I can’t tell you how much this helped. Instead of flinging on things that I hated, it made me really think about what I was going to wear….and then wear it. Otherwise, it was gone. In the end it saved me a lot of time and I got rid of some things I truly disliked and wondered why I had ever purchased. This allowed me a way to acknowledge my purchasing mistakes and move on.
And that seems like a pretty good way of looking at my writing: maybe that book I started wasn’t such a good idea after all. I tried it on, and it doesn’t “look good.” Maybe it needs to be thrown out. Or maybe I just need to modify it. Either way will work to clean out the clutter.
I’ll be making resolutions again this year—some that will make a difference, and others that I’ll “forget.” I’d like to know what resolutions others have made in the past that meant something—and which ones do you make year after year and never seem to keep?
In keeping with one of my resolutions this year, to be better at promoting my books, here’s something to tantalize you about A Reckoning in the Back Country, which comes out January 9: read it to find how Samuel Craddock gets a puppy. And to find out how his love life takes a dramatic turn.
Also, one of my resolutions last year was to update my website. I just squeaked in under the wire. Have a look. www.Terryshames.com
Reckoning in the Back Country, A Samuel Craddock Mystery
Acting Police Chief Samuel Craddock investigates the murder of a visiting physician, whose mangled body is found in the woods.
When Lewis Wilkins, a physician with a vacation home in Jarrett Creek, is attacked by vicious dogs, and several pet dogs in the area around Jarrett Creek disappear, Police Chief Samuel Craddock suspects that a dog fighting ring is operating in his territory. He has to tread carefully in his investigation, since lawmen who meddle in dog fighting put their lives at risk. The investigation is hampered because Wilkins is not a local.
Craddock’s focus on the investigation is thrown off by the appearance of a new woman in his life, as well as his accidental acquisition of a puppy.

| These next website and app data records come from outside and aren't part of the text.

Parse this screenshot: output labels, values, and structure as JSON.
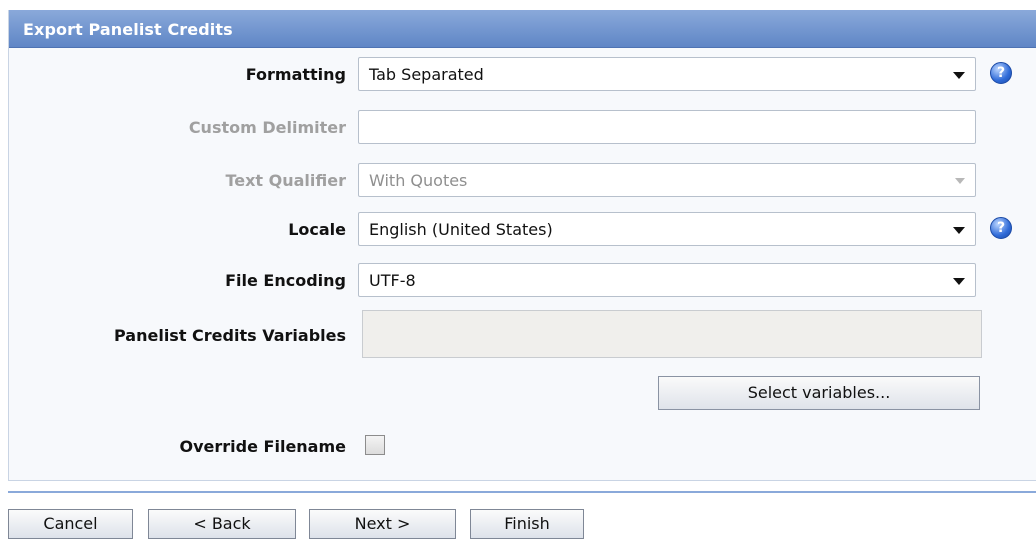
{
  "panel": {
    "title": "Export Panelist Credits"
  },
  "form": {
    "formatting": {
      "label": "Formatting",
      "value": "Tab Separated"
    },
    "custom_delimiter": {
      "label": "Custom Delimiter",
      "value": ""
    },
    "text_qualifier": {
      "label": "Text Qualifier",
      "value": "With Quotes"
    },
    "locale": {
      "label": "Locale",
      "value": "English (United States)"
    },
    "file_encoding": {
      "label": "File Encoding",
      "value": "UTF-8"
    },
    "panelist_credits_variables": {
      "label": "Panelist Credits Variables",
      "value": ""
    },
    "select_variables_button": "Select variables...",
    "override_filename": {
      "label": "Override Filename",
      "checked": false
    }
  },
  "help_icon_glyph": "?",
  "footer": {
    "cancel": "Cancel",
    "back": "< Back",
    "next": "Next >",
    "finish": "Finish"
  },
  "colors": {
    "header": "#5f86c6",
    "disabled_text": "#a0a0a0"
  }
}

Digging deeper, Craddock discovers that the public face Wilkins presented was at odds with his private actions. A terrible mistake led to his disgrace as a physician, and far from being a stranger, he has ongoing acquaintances with a number of county residents who play fast and loose with the law.